Exercise requirements - Report each line of the records where "size" occurs.

Extracted data entries:

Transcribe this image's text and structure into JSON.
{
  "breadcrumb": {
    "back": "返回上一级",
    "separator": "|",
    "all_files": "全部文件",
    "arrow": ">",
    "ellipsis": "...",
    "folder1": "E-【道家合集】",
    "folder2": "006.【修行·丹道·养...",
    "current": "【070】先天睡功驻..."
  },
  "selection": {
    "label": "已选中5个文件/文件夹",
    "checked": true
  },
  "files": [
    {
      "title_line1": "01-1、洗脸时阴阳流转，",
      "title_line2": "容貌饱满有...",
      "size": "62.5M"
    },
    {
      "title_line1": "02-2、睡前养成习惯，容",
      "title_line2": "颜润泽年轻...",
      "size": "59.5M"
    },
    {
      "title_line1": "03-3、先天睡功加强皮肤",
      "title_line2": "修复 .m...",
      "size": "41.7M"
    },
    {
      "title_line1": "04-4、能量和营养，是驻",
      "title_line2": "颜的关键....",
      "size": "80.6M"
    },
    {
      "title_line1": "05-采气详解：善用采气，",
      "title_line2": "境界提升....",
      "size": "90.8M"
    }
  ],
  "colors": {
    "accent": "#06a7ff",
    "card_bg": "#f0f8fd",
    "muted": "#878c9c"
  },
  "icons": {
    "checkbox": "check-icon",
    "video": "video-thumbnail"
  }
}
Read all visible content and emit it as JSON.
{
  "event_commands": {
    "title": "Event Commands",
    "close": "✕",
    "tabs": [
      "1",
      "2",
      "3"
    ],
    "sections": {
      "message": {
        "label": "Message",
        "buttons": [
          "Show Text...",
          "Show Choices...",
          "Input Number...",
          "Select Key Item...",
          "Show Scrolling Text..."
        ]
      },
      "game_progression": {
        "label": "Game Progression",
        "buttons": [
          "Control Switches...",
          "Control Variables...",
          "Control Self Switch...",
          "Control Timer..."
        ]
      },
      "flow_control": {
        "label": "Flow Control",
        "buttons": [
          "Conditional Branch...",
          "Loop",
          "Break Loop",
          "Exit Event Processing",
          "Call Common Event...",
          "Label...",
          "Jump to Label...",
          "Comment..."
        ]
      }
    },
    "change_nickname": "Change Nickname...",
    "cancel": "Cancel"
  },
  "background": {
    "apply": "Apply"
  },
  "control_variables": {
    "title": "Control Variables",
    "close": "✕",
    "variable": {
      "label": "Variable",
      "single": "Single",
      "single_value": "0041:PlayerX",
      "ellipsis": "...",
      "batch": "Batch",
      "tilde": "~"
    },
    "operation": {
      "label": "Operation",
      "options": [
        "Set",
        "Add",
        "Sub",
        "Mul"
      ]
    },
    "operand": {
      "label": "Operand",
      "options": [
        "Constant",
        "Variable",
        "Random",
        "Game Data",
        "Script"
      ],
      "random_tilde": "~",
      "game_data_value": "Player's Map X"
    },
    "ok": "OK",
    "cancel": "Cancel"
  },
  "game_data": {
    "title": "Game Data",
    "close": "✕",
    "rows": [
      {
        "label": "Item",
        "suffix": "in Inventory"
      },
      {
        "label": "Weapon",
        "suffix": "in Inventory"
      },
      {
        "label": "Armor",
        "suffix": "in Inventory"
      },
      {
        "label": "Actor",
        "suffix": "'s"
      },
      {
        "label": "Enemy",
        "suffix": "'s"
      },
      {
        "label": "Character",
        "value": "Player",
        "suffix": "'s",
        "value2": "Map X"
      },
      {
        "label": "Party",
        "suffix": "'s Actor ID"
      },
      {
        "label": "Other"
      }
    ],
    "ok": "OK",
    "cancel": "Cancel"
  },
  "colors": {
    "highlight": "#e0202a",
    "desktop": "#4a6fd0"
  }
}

Answer space -
      "size": "62.5M"
      "size": "59.5M"
      "size": "41.7M"
      "size": "80.6M"
      "size": "90.8M"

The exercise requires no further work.